Thank you for posting these informative messages. As a long time rabbit owner & rescuer, this info. might help someone to be informed before making that long term commitment & then taking that rabbit to a shelter.

    CooperthePooper · March 7, 2017 at 10:57 pm

    Hi! Thank you for the positive feedback, I really do appreciate it, I’ve always tried getting the message out & I’m happy that my website is reaching people!

Monica · March 18, 2017 at 11:19 am

I have two rabbits and they live outside together in a huge hutch with access to grass downstairs and a huge bedroom and living area upstairs you said that you won’t experience them if they live outset yet I have seen them do bunkum and enjoy life so rabbits can be cared about even if they are outside since I spend so much time and love with them x

Monica · March 18, 2017 at 11:22 am

my rabbit died a year ago at the age of 4 and I don’t know why he had full roam of his huge hutch and sometimes the house yet I woke to find him dead there wasn’t anything that seemed to be wrong with him do you have any ideas why this might have been

    CooperthePooper · March 19, 2017 at 4:05 am

    I’m so sorry for your loss. I wouldn’t be able to tell you, only a necropsy could say why your rabbit died. I’m sorry.

Monica · March 22, 2017 at 8:50 am

Thank you for replying it means the world that you care x

reocochran · May 6, 2017 at 4:16 pm

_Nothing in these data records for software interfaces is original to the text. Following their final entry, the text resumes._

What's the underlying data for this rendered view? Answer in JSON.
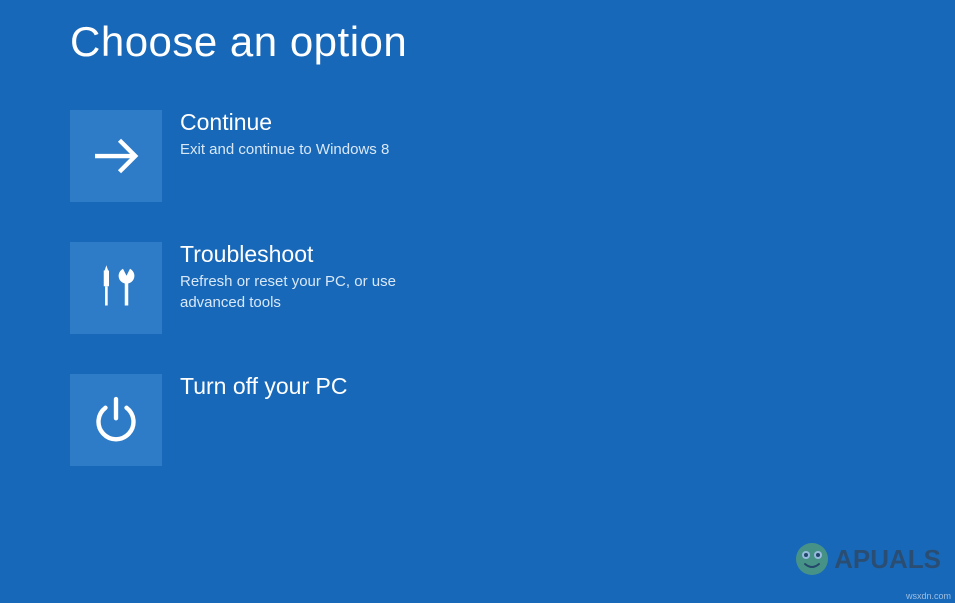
{
  "page": {
    "title": "Choose an option"
  },
  "options": {
    "continue": {
      "title": "Continue",
      "desc": "Exit and continue to Windows 8"
    },
    "troubleshoot": {
      "title": "Troubleshoot",
      "desc": "Refresh or reset your PC, or use advanced tools"
    },
    "poweroff": {
      "title": "Turn off your PC",
      "desc": ""
    }
  },
  "watermark": {
    "brand_pre": "A",
    "brand_post": "PUALS"
  },
  "attribution": "wsxdn.com"
}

My brother had a rabbit who was allowed everywhere and you know how they can jump in and out of their litter box? He placed a plastic picnic table cloth which has a felt bottom upon his carpet. Gathered carefully up, corners together, you can take it outside and shake it! His bunny was really precious. We had bunnies for 4-H and my children were able to take them out of their outdoors hutch, put them in fenced in yard and run with them. They still jumped for joy and reversed directions in the air!! If you sat down in the grass, they were tame enough to pet. I believe this is a helpful comment so that those who cannot add a bunny to their inside household animals (like cats or sometimes dogs) they can be quite happy and Free, which is lovely for bunnies to feel. We took our bunnies to the County Fair annually and many felt they were so healthy and vibrant yet held in arms, were cuddly. 🙂 💖

@cooperthepooper (IG) – It's a Capital Life · February 18, 2018 at 2:04 pm

[…] via What a Rabbit is really like. […]

Leave a Reply

Avatar placeholder

Your email address will not be published. Required fields are marked *